◆ Records for processing
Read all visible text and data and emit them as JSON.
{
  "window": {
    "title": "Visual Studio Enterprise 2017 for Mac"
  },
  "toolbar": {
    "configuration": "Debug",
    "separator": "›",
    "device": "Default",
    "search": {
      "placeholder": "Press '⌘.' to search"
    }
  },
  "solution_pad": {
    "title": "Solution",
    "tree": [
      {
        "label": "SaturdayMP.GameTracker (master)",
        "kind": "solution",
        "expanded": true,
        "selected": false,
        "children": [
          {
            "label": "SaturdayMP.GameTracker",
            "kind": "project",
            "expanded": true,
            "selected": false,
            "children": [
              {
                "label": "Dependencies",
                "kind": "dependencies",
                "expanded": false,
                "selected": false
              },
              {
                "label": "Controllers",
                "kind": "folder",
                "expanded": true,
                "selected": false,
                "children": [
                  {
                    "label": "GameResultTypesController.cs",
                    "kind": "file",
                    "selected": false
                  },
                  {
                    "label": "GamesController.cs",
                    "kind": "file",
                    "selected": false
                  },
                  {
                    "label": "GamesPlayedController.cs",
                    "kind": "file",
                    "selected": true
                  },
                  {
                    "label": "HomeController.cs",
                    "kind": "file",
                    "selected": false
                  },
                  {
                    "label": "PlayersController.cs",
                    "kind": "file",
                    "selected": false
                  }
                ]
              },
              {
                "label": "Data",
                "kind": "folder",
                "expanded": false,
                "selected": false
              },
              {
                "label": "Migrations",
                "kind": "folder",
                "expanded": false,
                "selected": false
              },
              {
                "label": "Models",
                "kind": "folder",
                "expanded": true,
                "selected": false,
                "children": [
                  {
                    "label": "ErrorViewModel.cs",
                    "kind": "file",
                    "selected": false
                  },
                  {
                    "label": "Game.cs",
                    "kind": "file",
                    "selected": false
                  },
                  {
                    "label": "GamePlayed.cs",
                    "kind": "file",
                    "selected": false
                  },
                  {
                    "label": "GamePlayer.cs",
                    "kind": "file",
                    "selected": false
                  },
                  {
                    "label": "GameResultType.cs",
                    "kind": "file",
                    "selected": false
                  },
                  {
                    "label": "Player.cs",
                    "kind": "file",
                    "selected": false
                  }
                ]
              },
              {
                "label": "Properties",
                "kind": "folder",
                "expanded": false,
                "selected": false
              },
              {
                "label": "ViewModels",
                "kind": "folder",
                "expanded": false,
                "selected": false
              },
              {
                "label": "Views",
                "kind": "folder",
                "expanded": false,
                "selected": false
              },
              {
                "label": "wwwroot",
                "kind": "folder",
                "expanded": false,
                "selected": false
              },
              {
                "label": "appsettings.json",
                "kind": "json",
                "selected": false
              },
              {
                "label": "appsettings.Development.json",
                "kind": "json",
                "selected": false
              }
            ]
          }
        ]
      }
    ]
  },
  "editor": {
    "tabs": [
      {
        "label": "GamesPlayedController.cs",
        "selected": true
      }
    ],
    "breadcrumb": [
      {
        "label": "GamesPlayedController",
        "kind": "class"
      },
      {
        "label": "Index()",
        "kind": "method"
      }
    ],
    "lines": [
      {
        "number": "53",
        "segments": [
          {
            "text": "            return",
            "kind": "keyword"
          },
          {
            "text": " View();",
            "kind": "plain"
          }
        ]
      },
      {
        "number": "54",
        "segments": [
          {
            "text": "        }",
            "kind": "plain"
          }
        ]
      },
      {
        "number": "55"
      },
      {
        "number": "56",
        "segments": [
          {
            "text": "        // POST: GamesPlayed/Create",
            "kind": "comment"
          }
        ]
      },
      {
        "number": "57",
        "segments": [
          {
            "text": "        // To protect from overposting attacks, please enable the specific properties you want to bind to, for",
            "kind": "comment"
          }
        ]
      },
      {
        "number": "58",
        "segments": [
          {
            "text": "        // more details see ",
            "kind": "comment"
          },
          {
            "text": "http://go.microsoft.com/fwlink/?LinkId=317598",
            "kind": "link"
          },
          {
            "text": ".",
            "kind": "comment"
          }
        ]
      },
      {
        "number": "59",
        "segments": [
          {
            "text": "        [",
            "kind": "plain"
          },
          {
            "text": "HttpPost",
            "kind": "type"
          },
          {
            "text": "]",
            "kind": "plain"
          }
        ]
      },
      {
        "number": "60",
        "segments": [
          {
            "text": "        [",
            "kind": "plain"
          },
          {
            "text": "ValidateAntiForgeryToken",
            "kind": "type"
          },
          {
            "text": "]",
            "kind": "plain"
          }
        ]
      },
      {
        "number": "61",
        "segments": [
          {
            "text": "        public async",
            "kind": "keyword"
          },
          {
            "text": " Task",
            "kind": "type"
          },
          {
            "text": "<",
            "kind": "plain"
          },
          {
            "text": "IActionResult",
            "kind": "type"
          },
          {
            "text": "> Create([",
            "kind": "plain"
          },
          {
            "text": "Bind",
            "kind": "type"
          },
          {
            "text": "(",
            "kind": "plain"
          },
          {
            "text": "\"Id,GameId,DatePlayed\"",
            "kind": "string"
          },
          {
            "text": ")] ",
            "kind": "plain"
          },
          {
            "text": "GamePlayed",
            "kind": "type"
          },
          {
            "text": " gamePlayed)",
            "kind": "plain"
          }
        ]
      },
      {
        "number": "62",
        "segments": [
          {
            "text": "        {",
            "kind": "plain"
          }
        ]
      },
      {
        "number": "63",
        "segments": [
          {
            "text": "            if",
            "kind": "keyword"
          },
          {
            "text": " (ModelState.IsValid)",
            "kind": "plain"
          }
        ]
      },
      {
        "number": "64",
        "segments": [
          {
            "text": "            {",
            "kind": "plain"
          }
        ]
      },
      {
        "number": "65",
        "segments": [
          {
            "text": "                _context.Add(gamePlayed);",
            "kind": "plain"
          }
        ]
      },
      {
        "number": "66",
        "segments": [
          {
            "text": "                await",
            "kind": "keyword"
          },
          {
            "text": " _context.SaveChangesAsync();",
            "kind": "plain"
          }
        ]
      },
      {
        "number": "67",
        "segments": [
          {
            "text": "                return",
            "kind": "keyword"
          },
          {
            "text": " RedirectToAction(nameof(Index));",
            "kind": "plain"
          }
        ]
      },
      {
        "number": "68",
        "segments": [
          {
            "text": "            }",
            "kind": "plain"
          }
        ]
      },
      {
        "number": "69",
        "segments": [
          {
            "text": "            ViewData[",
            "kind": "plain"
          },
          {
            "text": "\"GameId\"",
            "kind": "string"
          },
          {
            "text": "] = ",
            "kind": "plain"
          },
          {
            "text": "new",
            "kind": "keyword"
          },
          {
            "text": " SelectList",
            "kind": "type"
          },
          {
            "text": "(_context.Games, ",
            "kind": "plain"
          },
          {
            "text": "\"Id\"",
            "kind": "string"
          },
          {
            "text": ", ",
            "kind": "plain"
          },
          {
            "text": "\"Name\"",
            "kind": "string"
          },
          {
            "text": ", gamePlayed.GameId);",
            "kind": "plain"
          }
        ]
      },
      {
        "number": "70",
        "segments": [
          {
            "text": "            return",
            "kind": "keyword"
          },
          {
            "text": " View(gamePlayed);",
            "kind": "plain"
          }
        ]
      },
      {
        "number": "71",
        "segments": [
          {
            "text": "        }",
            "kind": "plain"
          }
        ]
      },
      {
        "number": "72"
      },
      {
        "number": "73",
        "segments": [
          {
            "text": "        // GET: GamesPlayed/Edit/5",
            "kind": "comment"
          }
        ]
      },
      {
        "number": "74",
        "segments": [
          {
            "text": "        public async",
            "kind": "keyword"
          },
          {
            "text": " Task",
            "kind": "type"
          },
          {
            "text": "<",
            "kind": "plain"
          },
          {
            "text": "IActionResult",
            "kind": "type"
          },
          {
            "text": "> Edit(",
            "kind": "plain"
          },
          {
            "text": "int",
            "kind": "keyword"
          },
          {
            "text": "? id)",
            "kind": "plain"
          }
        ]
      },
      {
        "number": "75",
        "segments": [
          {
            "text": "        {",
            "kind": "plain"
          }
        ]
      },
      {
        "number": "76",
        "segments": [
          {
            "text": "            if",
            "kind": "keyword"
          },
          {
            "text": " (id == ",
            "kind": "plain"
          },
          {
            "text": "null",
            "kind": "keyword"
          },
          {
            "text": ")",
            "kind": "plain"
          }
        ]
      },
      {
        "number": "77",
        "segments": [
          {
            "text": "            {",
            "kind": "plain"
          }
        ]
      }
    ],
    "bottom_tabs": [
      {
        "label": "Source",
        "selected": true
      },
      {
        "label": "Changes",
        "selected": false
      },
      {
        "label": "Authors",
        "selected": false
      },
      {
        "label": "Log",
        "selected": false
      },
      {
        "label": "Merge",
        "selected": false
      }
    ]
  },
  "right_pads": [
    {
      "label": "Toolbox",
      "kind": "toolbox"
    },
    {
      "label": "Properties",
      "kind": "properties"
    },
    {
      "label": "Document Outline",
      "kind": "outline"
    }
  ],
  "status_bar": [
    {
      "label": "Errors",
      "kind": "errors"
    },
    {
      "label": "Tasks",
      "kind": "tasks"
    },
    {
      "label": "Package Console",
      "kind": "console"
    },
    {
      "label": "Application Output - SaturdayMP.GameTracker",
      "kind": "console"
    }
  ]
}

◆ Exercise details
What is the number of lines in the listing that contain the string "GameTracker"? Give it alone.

◆ Your solution
3